START Data provided

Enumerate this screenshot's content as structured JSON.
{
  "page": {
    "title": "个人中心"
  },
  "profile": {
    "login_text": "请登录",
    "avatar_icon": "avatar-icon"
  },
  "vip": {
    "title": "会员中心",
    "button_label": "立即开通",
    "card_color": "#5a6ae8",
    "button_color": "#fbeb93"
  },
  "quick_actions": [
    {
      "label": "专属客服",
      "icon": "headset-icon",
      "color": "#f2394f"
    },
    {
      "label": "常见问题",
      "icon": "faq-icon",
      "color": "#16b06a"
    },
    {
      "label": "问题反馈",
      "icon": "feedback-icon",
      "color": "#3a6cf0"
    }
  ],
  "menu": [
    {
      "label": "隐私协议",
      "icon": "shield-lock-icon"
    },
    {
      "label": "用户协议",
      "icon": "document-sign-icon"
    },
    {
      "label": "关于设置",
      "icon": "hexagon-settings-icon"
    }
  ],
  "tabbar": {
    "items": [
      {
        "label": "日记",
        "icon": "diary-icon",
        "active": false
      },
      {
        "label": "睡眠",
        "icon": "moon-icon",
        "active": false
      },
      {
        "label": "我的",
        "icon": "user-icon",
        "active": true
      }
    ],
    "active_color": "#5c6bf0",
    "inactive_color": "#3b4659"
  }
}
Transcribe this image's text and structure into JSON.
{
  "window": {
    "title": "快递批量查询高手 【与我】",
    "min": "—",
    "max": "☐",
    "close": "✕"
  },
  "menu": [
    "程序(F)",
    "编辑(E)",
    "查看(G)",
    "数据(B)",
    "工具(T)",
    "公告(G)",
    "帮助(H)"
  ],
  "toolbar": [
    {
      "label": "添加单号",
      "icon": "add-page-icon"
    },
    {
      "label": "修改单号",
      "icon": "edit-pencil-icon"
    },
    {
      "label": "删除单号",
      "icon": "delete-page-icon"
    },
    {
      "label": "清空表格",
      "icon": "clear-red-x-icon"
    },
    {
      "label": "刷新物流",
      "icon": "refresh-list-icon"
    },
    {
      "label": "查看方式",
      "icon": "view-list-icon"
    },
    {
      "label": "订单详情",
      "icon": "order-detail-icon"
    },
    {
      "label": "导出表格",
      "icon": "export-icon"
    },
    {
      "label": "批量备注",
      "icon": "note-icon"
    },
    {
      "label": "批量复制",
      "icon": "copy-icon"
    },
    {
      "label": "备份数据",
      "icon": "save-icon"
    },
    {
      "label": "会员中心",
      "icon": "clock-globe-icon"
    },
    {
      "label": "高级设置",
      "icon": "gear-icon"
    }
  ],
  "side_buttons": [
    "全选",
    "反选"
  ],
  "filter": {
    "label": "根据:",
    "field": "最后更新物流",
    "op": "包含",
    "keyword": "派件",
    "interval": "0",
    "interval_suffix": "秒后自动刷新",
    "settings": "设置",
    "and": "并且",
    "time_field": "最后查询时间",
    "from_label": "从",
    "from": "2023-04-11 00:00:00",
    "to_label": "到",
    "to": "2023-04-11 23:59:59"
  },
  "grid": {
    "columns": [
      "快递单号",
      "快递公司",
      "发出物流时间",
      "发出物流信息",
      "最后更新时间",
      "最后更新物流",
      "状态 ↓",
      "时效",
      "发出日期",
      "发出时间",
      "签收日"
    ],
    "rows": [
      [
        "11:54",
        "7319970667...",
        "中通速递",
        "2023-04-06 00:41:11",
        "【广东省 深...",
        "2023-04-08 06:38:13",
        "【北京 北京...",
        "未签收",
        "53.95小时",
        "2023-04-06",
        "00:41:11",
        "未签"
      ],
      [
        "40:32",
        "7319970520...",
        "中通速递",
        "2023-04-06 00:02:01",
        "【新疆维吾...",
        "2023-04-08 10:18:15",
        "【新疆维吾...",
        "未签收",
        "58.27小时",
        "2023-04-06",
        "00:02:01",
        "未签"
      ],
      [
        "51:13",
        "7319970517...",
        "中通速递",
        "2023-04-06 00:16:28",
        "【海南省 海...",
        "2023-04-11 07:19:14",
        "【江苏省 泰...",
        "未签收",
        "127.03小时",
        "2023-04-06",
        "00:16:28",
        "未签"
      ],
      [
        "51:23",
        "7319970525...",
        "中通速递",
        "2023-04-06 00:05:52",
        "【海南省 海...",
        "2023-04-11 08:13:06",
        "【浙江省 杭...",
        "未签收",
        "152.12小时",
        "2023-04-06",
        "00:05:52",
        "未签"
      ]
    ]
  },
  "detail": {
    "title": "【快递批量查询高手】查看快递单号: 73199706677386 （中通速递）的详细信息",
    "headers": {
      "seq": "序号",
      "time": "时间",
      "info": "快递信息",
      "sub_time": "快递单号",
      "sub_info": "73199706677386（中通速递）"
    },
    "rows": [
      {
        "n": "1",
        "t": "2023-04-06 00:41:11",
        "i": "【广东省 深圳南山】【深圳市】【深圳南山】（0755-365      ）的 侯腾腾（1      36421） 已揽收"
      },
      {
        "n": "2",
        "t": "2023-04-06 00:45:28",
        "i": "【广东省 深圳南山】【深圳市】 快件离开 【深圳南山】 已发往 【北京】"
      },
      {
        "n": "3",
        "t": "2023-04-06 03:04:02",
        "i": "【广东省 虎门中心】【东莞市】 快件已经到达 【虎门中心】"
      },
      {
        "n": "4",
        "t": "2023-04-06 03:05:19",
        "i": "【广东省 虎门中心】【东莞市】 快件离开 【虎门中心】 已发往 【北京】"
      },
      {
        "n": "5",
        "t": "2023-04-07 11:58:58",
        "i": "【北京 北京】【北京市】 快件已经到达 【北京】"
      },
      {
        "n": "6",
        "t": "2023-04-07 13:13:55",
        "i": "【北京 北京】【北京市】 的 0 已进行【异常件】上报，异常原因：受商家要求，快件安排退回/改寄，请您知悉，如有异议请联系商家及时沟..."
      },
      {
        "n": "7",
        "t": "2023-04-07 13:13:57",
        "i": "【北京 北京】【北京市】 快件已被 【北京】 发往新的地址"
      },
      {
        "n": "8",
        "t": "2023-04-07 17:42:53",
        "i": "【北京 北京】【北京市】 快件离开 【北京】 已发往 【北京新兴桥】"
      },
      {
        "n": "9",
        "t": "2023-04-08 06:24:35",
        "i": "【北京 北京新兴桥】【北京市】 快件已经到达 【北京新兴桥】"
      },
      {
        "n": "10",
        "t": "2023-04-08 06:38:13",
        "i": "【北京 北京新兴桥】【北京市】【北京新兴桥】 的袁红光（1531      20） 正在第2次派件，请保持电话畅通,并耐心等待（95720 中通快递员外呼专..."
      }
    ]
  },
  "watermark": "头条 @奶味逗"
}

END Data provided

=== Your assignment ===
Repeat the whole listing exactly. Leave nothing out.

=== Response for this exercise ===
Enumerate this screenshot's content as structured JSON.
{
  "page": {
    "title": "个人中心"
  },
  "profile": {
    "login_text": "请登录",
    "avatar_icon": "avatar-icon"
  },
  "vip": {
    "title": "会员中心",
    "button_label": "立即开通",
    "card_color": "#5a6ae8",
    "button_color": "#fbeb93"
  },
  "quick_actions": [
    {
      "label": "专属客服",
      "icon": "headset-icon",
      "color": "#f2394f"
    },
    {
      "label": "常见问题",
      "icon": "faq-icon",
      "color": "#16b06a"
    },
    {
      "label": "问题反馈",
      "icon": "feedback-icon",
      "color": "#3a6cf0"
    }
  ],
  "menu": [
    {
      "label": "隐私协议",
      "icon": "shield-lock-icon"
    },
    {
      "label": "用户协议",
      "icon": "document-sign-icon"
    },
    {
      "label": "关于设置",
      "icon": "hexagon-settings-icon"
    }
  ],
  "tabbar": {
    "items": [
      {
        "label": "日记",
        "icon": "diary-icon",
        "active": false
      },
      {
        "label": "睡眠",
        "icon": "moon-icon",
        "active": false
      },
      {
        "label": "我的",
        "icon": "user-icon",
        "active": true
      }
    ],
    "active_color": "#5c6bf0",
    "inactive_color": "#3b4659"
  }
}
Transcribe this image's text and structure into JSON.
{
  "window": {
    "title": "快递批量查询高手 【与我】",
    "min": "—",
    "max": "☐",
    "close": "✕"
  },
  "menu": [
    "程序(F)",
    "编辑(E)",
    "查看(G)",
    "数据(B)",
    "工具(T)",
    "公告(G)",
    "帮助(H)"
  ],
  "toolbar": [
    {
      "label": "添加单号",
      "icon": "add-page-icon"
    },
    {
      "label": "修改单号",
      "icon": "edit-pencil-icon"
    },
    {
      "label": "删除单号",
      "icon": "delete-page-icon"
    },
    {
      "label": "清空表格",
      "icon": "clear-red-x-icon"
    },
    {
      "label": "刷新物流",
      "icon": "refresh-list-icon"
    },
    {
      "label": "查看方式",
      "icon": "view-list-icon"
    },
    {
      "label": "订单详情",
      "icon": "order-detail-icon"
    },
    {
      "label": "导出表格",
      "icon": "export-icon"
    },
    {
      "label": "批量备注",
      "icon": "note-icon"
    },
    {
      "label": "批量复制",
      "icon": "copy-icon"
    },
    {
      "label": "备份数据",
      "icon": "save-icon"
    },
    {
      "label": "会员中心",
      "icon": "clock-globe-icon"
    },
    {
      "label": "高级设置",
      "icon": "gear-icon"
    }
  ],
  "side_buttons": [
    "全选",
    "反选"
  ],
  "filter": {
    "label": "根据:",
    "field": "最后更新物流",
    "op": "包含",
    "keyword": "派件",
    "interval": "0",
    "interval_suffix": "秒后自动刷新",
    "settings": "设置",
    "and": "并且",
    "time_field": "最后查询时间",
    "from_label": "从",
    "from": "2023-04-11 00:00:00",
    "to_label": "到",
    "to": "2023-04-11 23:59:59"
  },
  "grid": {
    "columns": [
      "快递单号",
      "快递公司",
      "发出物流时间",
      "发出物流信息",
      "最后更新时间",
      "最后更新物流",
      "状态 ↓",
      "时效",
      "发出日期",
      "发出时间",
      "签收日"
    ],
    "rows": [
      [
        "11:54",
        "7319970667...",
        "中通速递",
        "2023-04-06 00:41:11",
        "【广东省 深...",
        "2023-04-08 06:38:13",
        "【北京 北京...",
        "未签收",
        "53.95小时",
        "2023-04-06",
        "00:41:11",
        "未签"
      ],
      [
        "40:32",
        "7319970520...",
        "中通速递",
        "2023-04-06 00:02:01",
        "【新疆维吾...",
        "2023-04-08 10:18:15",
        "【新疆维吾...",
        "未签收",
        "58.27小时",
        "2023-04-06",
        "00:02:01",
        "未签"
      ],
      [
        "51:13",
        "7319970517...",
        "中通速递",
        "2023-04-06 00:16:28",
        "【海南省 海...",
        "2023-04-11 07:19:14",
        "【江苏省 泰...",
        "未签收",
        "127.03小时",
        "2023-04-06",
        "00:16:28",
        "未签"
      ],
      [
        "51:23",
        "7319970525...",
        "中通速递",
        "2023-04-06 00:05:52",
        "【海南省 海...",
        "2023-04-11 08:13:06",
        "【浙江省 杭...",
        "未签收",
        "152.12小时",
        "2023-04-06",
        "00:05:52",
        "未签"
      ]
    ]
  },
  "detail": {
    "title": "【快递批量查询高手】查看快递单号: 73199706677386 （中通速递）的详细信息",
    "headers": {
      "seq": "序号",
      "time": "时间",
      "info": "快递信息",
      "sub_time": "快递单号",
      "sub_info": "73199706677386（中通速递）"
    },
    "rows": [
      {
        "n": "1",
        "t": "2023-04-06 00:41:11",
        "i": "【广东省 深圳南山】【深圳市】【深圳南山】（0755-365      ）的 侯腾腾（1      36421） 已揽收"
      },
      {
        "n": "2",
        "t": "2023-04-06 00:45:28",
        "i": "【广东省 深圳南山】【深圳市】 快件离开 【深圳南山】 已发往 【北京】"
      },
      {
        "n": "3",
        "t": "2023-04-06 03:04:02",
        "i": "【广东省 虎门中心】【东莞市】 快件已经到达 【虎门中心】"
      },
      {
        "n": "4",
        "t": "2023-04-06 03:05:19",
        "i": "【广东省 虎门中心】【东莞市】 快件离开 【虎门中心】 已发往 【北京】"
      },
      {
        "n": "5",
        "t": "2023-04-07 11:58:58",
        "i": "【北京 北京】【北京市】 快件已经到达 【北京】"
      },
      {
        "n": "6",
        "t": "2023-04-07 13:13:55",
        "i": "【北京 北京】【北京市】 的 0 已进行【异常件】上报，异常原因：受商家要求，快件安排退回/改寄，请您知悉，如有异议请联系商家及时沟..."
      },
      {
        "n": "7",
        "t": "2023-04-07 13:13:57",
        "i": "【北京 北京】【北京市】 快件已被 【北京】 发往新的地址"
      },
      {
        "n": "8",
        "t": "2023-04-07 17:42:53",
        "i": "【北京 北京】【北京市】 快件离开 【北京】 已发往 【北京新兴桥】"
      },
      {
        "n": "9",
        "t": "2023-04-08 06:24:35",
        "i": "【北京 北京新兴桥】【北京市】 快件已经到达 【北京新兴桥】"
      },
      {
        "n": "10",
        "t": "2023-04-08 06:38:13",
        "i": "【北京 北京新兴桥】【北京市】【北京新兴桥】 的袁红光（1531      20） 正在第2次派件，请保持电话畅通,并耐心等待（95720 中通快递员外呼专..."
      }
    ]
  },
  "watermark": "头条 @奶味逗"
}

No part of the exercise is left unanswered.